## Task instructions
The required answer is each line in the entries below where "selected" occurs.

## Study material
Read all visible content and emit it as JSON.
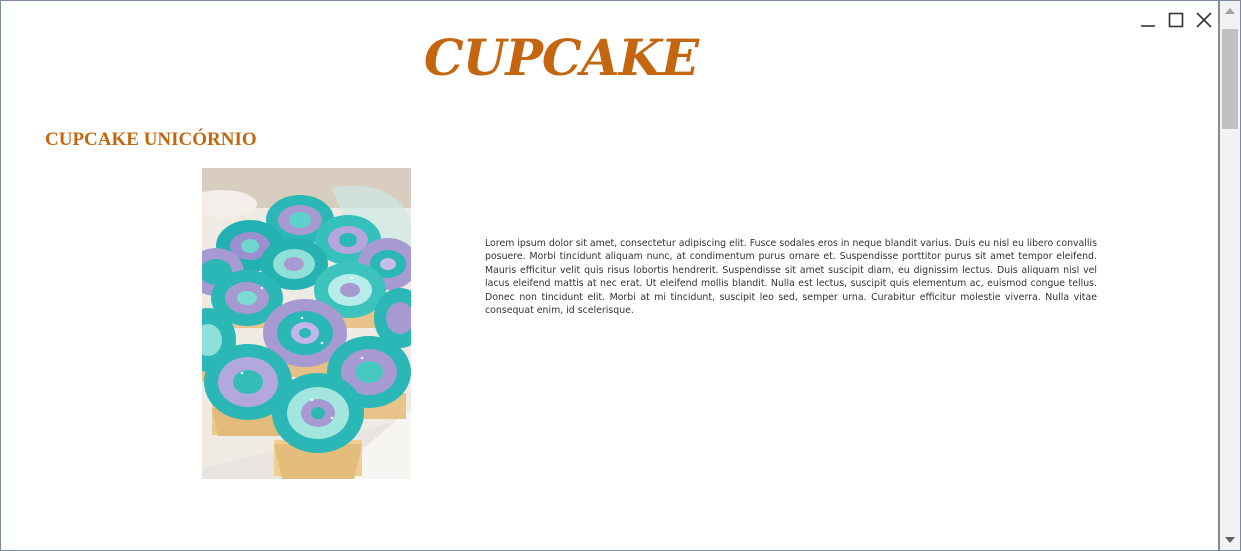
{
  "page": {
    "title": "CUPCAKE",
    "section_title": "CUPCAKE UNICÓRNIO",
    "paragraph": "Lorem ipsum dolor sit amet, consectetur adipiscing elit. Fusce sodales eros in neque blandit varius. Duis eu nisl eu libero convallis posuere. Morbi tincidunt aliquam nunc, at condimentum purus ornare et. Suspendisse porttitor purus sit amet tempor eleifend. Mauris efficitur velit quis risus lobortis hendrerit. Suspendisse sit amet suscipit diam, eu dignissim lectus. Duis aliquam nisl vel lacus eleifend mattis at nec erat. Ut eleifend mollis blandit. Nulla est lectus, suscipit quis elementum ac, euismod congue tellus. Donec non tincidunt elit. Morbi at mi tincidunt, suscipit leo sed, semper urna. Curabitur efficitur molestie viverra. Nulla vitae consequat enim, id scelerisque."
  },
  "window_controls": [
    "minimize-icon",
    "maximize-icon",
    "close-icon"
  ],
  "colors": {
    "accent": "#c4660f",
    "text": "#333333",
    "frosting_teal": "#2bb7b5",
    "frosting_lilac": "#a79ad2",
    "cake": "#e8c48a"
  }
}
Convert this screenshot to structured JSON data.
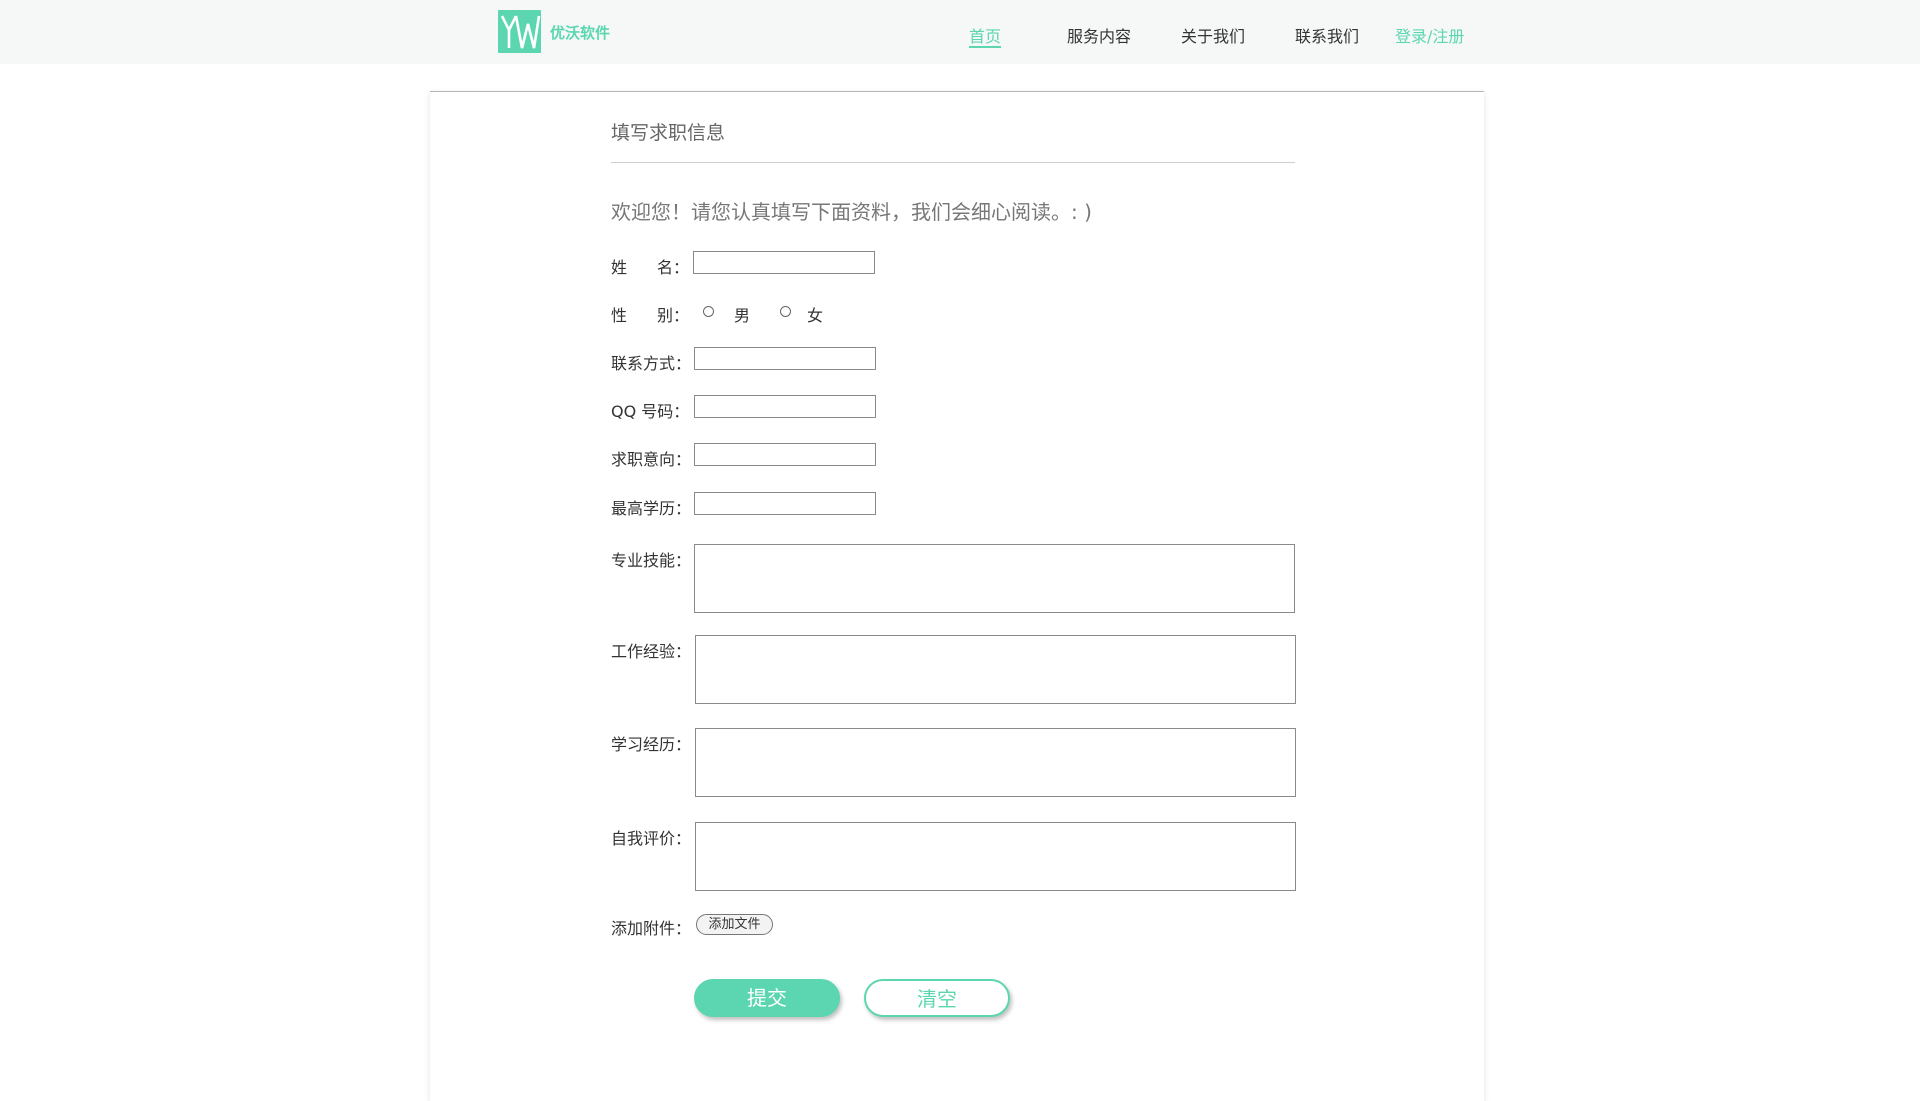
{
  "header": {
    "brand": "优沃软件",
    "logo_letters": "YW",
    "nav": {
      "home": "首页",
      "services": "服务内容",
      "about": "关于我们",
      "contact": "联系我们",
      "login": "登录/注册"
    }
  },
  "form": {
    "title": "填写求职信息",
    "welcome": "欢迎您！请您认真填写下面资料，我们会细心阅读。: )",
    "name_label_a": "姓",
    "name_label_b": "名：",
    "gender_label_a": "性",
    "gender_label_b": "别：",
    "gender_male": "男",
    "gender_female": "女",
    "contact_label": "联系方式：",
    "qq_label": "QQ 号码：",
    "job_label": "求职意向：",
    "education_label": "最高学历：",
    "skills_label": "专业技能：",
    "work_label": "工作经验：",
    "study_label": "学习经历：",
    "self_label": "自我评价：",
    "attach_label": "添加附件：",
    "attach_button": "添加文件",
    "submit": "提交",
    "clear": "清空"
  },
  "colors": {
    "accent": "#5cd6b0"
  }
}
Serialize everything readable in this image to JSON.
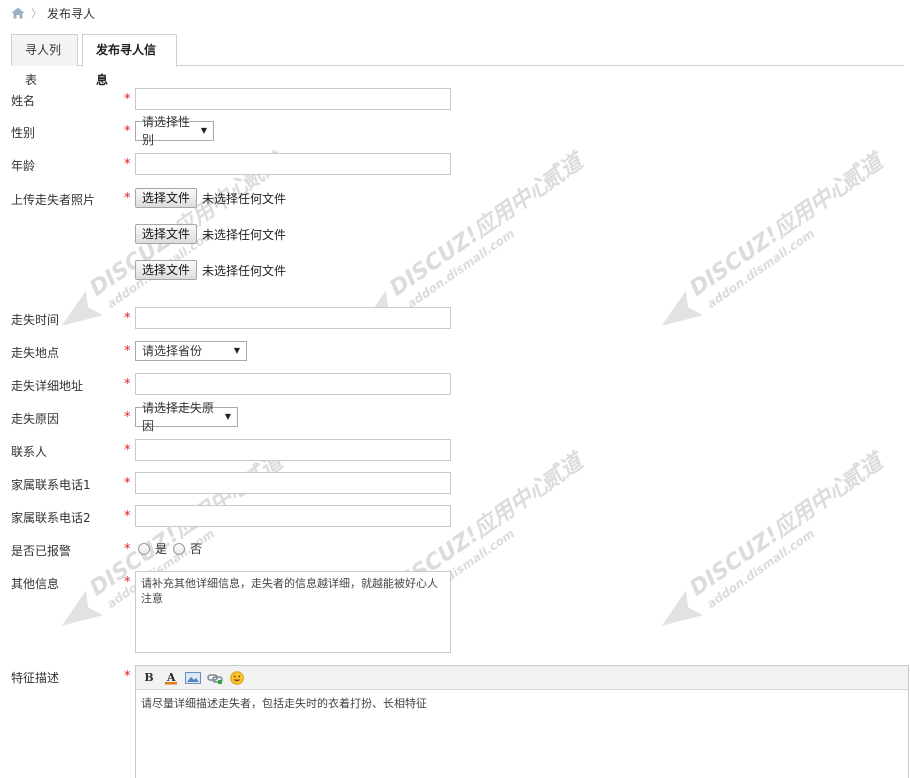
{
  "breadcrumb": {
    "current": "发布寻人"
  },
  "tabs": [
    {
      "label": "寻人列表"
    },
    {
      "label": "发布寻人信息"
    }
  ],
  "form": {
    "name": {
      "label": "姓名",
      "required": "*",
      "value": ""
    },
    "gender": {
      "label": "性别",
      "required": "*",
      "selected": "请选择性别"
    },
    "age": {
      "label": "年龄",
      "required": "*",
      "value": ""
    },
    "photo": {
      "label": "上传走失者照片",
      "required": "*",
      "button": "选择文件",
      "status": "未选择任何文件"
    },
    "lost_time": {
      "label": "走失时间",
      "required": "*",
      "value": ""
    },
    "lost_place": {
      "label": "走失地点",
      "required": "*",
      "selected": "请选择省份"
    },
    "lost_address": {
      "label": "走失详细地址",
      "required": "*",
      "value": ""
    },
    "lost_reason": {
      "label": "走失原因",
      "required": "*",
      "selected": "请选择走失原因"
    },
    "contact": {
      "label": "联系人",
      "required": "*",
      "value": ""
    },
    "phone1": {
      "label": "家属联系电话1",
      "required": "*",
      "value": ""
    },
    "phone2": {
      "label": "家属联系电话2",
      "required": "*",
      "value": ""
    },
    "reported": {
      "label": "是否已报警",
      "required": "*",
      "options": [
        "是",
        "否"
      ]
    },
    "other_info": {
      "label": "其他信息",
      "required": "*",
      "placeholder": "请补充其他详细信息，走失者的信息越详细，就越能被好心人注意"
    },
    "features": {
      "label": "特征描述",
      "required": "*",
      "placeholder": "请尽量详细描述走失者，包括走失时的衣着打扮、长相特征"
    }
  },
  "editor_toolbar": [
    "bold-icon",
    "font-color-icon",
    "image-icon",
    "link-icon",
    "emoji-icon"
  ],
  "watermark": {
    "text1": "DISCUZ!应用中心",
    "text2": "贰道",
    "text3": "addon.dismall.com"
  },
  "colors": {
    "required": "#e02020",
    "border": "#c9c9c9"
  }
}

## Response
      "selected": "请选择性别"
      "selected": "请选择省份"
      "selected": "请选择走失原因"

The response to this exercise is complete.